Task prompt » Except for the images, repeat the entries below word for word.
☆ ☆ ☆ ☆
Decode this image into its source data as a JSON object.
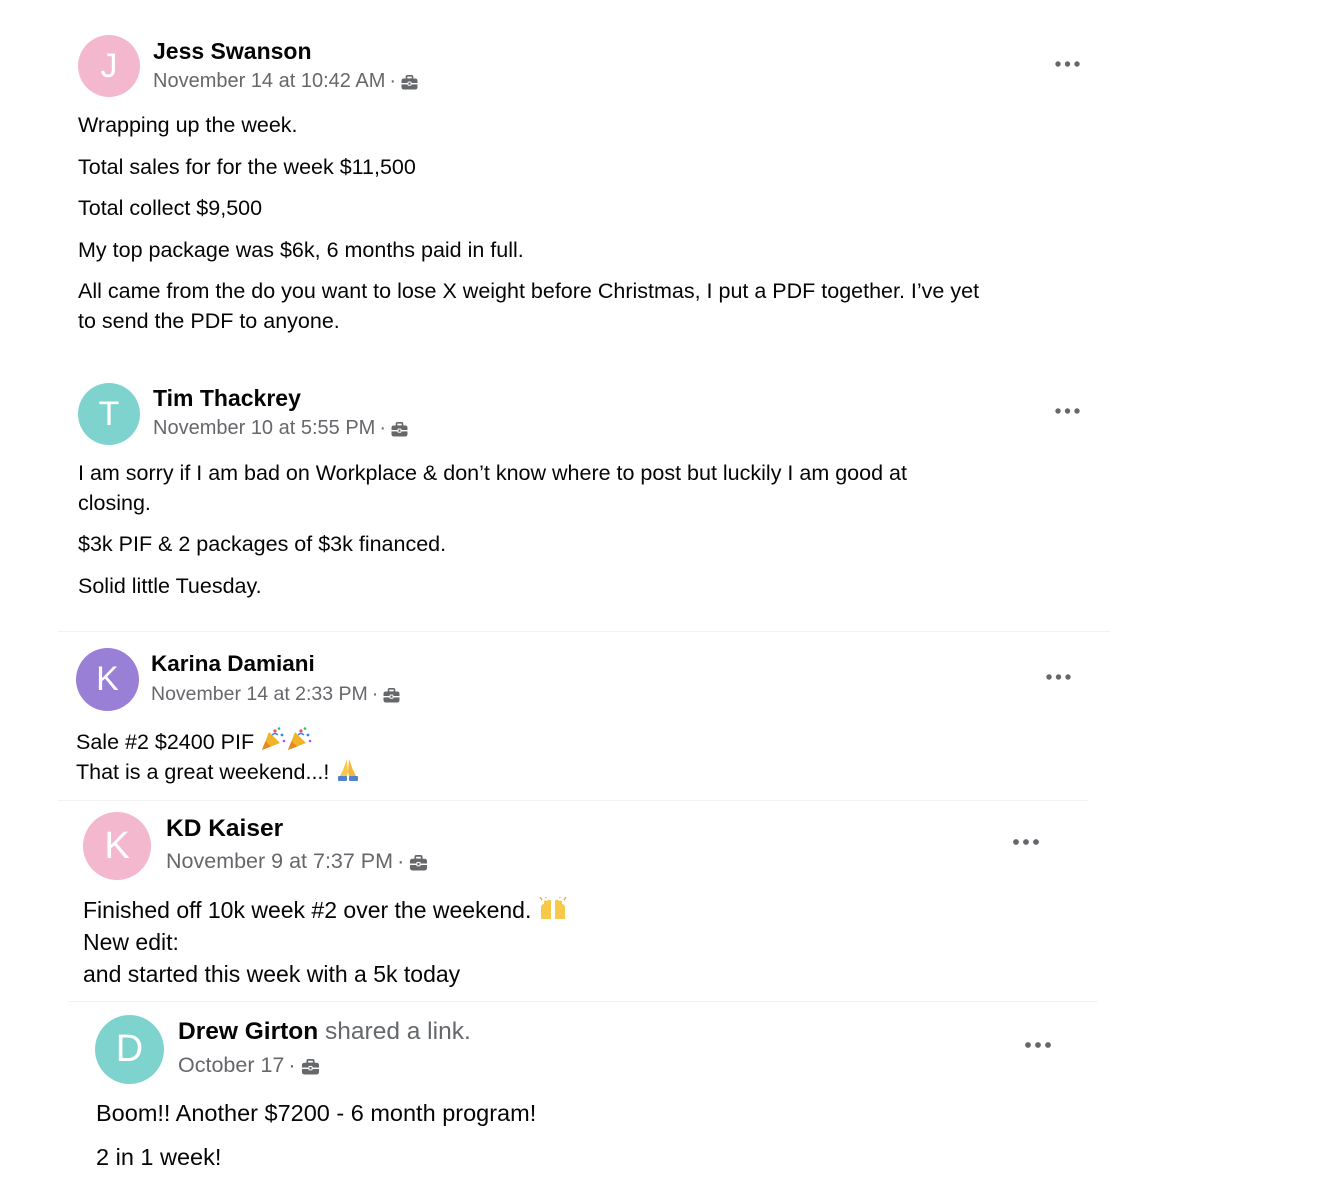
{
  "posts": [
    {
      "author": "Jess Swanson",
      "avatar_letter": "J",
      "avatar_color": "#f3b8cd",
      "timestamp": "November 14 at 10:42 AM",
      "lines": [
        "Wrapping up the week.",
        "Total sales for for the week $11,500",
        "Total collect $9,500",
        "My top package was $6k, 6 months paid in full.",
        "All came from the do you want to lose X weight before Christmas, I put a PDF together. I’ve yet",
        "to send the PDF to anyone."
      ]
    },
    {
      "author": "Tim Thackrey",
      "avatar_letter": "T",
      "avatar_color": "#7fd3cf",
      "timestamp": "November 10 at 5:55 PM",
      "lines": [
        "I am sorry if I am bad on Workplace & don’t know where to post but luckily I am good at",
        "closing.",
        "$3k PIF & 2 packages of $3k financed.",
        "Solid little Tuesday."
      ]
    },
    {
      "author": "Karina Damiani",
      "avatar_letter": "K",
      "avatar_color": "#9a7fd6",
      "timestamp": "November 14 at 2:33 PM",
      "lines": [
        "Sale #2 $2400 PIF",
        "That is a great weekend...!"
      ]
    },
    {
      "author": "KD Kaiser",
      "avatar_letter": "K",
      "avatar_color": "#f3b8cd",
      "timestamp": "November 9 at 7:37 PM",
      "lines": [
        "Finished off 10k week #2 over the weekend.",
        "New edit:",
        "and started this week with a 5k today"
      ]
    },
    {
      "author": "Drew Girton",
      "action": "shared a link.",
      "avatar_letter": "D",
      "avatar_color": "#7fd3cf",
      "timestamp": "October 17",
      "lines": [
        "Boom!! Another $7200 - 6 month program!",
        "2 in 1 week!"
      ]
    }
  ],
  "meta_separator": "·",
  "icons": {
    "audience": "briefcase-icon",
    "more": "more-options-icon",
    "party": "party-popper-emoji",
    "pray": "folded-hands-emoji",
    "raise": "raising-hands-emoji"
  }
}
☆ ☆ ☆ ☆
Answer box »
Decode this image into its source data as a JSON object.
{
  "posts": [
    {
      "author": "Jess Swanson",
      "avatar_letter": "J",
      "avatar_color": "#f3b8cd",
      "timestamp": "November 14 at 10:42 AM",
      "lines": [
        "Wrapping up the week.",
        "Total sales for for the week $11,500",
        "Total collect $9,500",
        "My top package was $6k, 6 months paid in full.",
        "All came from the do you want to lose X weight before Christmas, I put a PDF together. I’ve yet",
        "to send the PDF to anyone."
      ]
    },
    {
      "author": "Tim Thackrey",
      "avatar_letter": "T",
      "avatar_color": "#7fd3cf",
      "timestamp": "November 10 at 5:55 PM",
      "lines": [
        "I am sorry if I am bad on Workplace & don’t know where to post but luckily I am good at",
        "closing.",
        "$3k PIF & 2 packages of $3k financed.",
        "Solid little Tuesday."
      ]
    },
    {
      "author": "Karina Damiani",
      "avatar_letter": "K",
      "avatar_color": "#9a7fd6",
      "timestamp": "November 14 at 2:33 PM",
      "lines": [
        "Sale #2 $2400 PIF",
        "That is a great weekend...!"
      ]
    },
    {
      "author": "KD Kaiser",
      "avatar_letter": "K",
      "avatar_color": "#f3b8cd",
      "timestamp": "November 9 at 7:37 PM",
      "lines": [
        "Finished off 10k week #2 over the weekend.",
        "New edit:",
        "and started this week with a 5k today"
      ]
    },
    {
      "author": "Drew Girton",
      "action": "shared a link.",
      "avatar_letter": "D",
      "avatar_color": "#7fd3cf",
      "timestamp": "October 17",
      "lines": [
        "Boom!! Another $7200 - 6 month program!",
        "2 in 1 week!"
      ]
    }
  ],
  "meta_separator": "·",
  "icons": {
    "audience": "briefcase-icon",
    "more": "more-options-icon",
    "party": "party-popper-emoji",
    "pray": "folded-hands-emoji",
    "raise": "raising-hands-emoji"
  }
}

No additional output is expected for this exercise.